You ARE Enough

You ARE Enough

Francisco Figuereo, Staff Writer

Why do we get so attached to other people? When do we realize it’s becoming excessive? Have you ever met someone and gradually developed an unbreakable connection and said to yourself, “Wow, THIS IS IT!” You’re comfortable around them and feel a bond that you’ve never experienced before. The two of you begin to hang out often, make each other laugh, and constantly tell one another that you appreciate each other. Both of you feel relieved that you finally found someone you can always count on to be there for you. This person is like a rock you can always lean on when in desperate need. Months, possibly years pass, and you’ve become used to this person being in your life. Without this person, you’re lost. It’s as if you NEED this person to be a part of your life for you to push forward. That moment when you feel a “necessity,” is when you’ve become attached. 

Attachment is the need for someone to fill an emptiness in your life and be there for you when nobody else will. You’re no longer able to let go or get out of your comfort zone once you get emotionally attached. If you lose someone you’re attached to, you instantly feel unhappy and empty. When there is too much emotional involvement with other people, it can inevitably become a problem and will likely lead to unnecessary suffering. In addition, you allow their problems and stress to be passed onto you, ultimately affecting your mood and state of mind. In relationships, it can lead to anger, jealousy, and fights. In friendships, it can turn into an unhealthy obsession, which neither person should want. 

 

Everyone, at some point in life, feels an attachment to someone or something. Through experience, I’ve learned that strong attachment may feel good while it’s occurring, however, not after permanent separation. An argument or disagreement may cause separation, and this is when strong emotional attachment becomes regrettable. I believe you shouldn’t get intensely attached to another person. Put it this way: At some point, you didn’t have that best friend or significant other in your life, and you were most likely great. So, you never really needed that person. In order to avoid emotional attachment, one must build self-confidence and recognize your own value, so you can be comfortable on your own. Of course, we all want friends or a lover, and I believe it’s all right to have that, but in the back of your head, one should remember that you don’t need that person. Making decisions based on your feelings isn’t always the best choice. It’s time we realize the only person we need is ourselves.  

 

Works Cited:
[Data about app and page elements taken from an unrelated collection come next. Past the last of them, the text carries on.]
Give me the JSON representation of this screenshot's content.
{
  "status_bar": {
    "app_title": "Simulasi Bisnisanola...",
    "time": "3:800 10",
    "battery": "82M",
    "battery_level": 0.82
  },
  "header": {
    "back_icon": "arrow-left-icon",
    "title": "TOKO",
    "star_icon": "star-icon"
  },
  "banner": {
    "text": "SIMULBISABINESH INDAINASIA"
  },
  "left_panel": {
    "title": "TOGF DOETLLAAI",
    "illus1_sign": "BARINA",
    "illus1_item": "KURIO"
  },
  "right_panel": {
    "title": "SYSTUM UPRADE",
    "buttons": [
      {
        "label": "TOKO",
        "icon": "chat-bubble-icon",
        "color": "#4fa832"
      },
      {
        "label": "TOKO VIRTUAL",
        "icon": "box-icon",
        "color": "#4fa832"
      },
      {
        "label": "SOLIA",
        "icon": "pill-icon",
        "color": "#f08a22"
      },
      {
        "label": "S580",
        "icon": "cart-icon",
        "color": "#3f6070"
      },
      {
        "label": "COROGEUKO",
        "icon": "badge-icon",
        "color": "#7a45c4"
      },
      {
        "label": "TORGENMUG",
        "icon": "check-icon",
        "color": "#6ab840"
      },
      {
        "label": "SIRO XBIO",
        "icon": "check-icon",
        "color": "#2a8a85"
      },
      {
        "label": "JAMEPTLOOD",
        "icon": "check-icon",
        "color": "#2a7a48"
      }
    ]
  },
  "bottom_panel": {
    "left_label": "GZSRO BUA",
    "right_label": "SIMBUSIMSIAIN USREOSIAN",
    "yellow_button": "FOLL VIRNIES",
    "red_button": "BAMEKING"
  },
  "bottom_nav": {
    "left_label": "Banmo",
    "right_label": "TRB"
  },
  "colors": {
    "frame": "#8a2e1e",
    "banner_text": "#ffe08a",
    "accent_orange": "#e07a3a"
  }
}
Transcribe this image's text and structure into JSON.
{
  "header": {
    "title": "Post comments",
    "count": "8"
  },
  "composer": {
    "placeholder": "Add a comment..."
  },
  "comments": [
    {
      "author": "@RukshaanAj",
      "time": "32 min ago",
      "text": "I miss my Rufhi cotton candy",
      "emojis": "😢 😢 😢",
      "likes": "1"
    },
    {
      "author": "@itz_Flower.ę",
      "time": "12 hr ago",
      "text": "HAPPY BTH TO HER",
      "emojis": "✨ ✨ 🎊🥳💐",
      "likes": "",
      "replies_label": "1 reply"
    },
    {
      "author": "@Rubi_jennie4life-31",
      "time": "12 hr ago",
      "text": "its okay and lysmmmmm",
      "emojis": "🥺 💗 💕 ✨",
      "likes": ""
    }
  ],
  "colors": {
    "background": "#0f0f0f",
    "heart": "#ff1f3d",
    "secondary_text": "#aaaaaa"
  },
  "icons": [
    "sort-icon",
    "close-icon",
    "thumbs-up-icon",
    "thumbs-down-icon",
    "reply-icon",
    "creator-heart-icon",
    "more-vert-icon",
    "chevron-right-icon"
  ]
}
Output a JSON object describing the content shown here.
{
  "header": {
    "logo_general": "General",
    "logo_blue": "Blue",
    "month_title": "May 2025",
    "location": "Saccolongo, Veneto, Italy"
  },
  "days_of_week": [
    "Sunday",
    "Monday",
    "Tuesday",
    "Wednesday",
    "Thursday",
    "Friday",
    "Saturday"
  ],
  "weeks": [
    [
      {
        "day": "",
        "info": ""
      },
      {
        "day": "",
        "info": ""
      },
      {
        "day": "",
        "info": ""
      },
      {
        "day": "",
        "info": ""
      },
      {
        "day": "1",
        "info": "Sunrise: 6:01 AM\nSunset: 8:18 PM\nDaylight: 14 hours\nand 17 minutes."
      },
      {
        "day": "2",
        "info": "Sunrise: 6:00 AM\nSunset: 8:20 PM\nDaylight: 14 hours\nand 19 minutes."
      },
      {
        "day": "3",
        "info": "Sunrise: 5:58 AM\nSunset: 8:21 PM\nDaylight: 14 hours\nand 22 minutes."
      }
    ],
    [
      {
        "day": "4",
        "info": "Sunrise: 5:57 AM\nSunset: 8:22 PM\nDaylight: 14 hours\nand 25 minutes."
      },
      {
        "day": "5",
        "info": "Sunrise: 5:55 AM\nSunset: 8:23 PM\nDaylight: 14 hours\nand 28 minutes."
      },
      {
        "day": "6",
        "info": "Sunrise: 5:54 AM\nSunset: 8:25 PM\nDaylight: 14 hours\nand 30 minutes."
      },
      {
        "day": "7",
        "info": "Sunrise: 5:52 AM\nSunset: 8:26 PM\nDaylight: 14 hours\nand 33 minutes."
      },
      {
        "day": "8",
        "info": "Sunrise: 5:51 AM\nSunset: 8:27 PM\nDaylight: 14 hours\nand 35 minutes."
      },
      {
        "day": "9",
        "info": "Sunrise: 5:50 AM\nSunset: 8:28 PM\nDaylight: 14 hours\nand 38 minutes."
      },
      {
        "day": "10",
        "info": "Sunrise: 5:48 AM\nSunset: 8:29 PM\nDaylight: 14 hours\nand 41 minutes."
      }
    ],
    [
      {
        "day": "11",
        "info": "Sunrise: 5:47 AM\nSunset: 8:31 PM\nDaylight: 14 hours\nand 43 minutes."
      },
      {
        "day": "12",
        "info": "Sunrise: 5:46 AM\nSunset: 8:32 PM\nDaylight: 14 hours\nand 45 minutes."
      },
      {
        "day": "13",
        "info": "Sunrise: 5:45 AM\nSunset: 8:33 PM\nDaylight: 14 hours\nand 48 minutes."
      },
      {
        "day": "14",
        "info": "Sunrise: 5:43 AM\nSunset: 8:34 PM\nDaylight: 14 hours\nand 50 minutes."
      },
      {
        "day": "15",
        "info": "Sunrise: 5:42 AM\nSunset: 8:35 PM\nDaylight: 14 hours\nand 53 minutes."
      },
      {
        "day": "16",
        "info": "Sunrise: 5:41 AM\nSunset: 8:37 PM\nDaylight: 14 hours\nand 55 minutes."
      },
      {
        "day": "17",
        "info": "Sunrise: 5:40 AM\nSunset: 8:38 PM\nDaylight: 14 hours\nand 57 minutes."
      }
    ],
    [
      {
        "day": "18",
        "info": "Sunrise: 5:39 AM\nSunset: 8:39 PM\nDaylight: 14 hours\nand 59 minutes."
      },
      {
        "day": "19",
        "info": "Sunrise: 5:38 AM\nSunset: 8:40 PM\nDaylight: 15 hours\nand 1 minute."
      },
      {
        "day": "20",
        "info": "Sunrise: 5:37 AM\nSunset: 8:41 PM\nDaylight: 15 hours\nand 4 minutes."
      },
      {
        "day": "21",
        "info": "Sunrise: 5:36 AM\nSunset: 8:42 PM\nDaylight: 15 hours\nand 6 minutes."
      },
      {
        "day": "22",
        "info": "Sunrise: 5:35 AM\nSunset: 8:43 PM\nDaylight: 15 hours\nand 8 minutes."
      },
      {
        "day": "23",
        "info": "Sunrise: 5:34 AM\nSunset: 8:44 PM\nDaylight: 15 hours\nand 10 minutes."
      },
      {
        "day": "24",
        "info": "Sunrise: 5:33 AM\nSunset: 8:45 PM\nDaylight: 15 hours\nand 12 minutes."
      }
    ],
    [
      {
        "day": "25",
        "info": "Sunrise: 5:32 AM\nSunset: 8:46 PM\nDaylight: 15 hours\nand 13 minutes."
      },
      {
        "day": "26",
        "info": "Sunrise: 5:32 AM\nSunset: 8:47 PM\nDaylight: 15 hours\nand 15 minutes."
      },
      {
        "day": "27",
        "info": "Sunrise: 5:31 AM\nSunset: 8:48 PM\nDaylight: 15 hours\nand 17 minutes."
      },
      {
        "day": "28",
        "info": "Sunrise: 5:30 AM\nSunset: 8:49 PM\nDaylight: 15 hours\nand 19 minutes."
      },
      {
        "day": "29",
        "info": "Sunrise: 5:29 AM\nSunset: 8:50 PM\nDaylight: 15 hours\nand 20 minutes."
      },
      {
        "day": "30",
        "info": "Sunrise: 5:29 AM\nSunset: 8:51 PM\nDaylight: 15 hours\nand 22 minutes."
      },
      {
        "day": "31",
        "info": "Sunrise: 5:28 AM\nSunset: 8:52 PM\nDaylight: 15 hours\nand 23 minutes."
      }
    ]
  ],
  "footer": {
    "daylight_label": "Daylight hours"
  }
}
https://www.talkspace.com/blog/emotional-attachment-unhealthy-in-relationships/

https://www.nytimes.com/2017/01/07/opinion/sunday/yes-its-your-parents-fault.html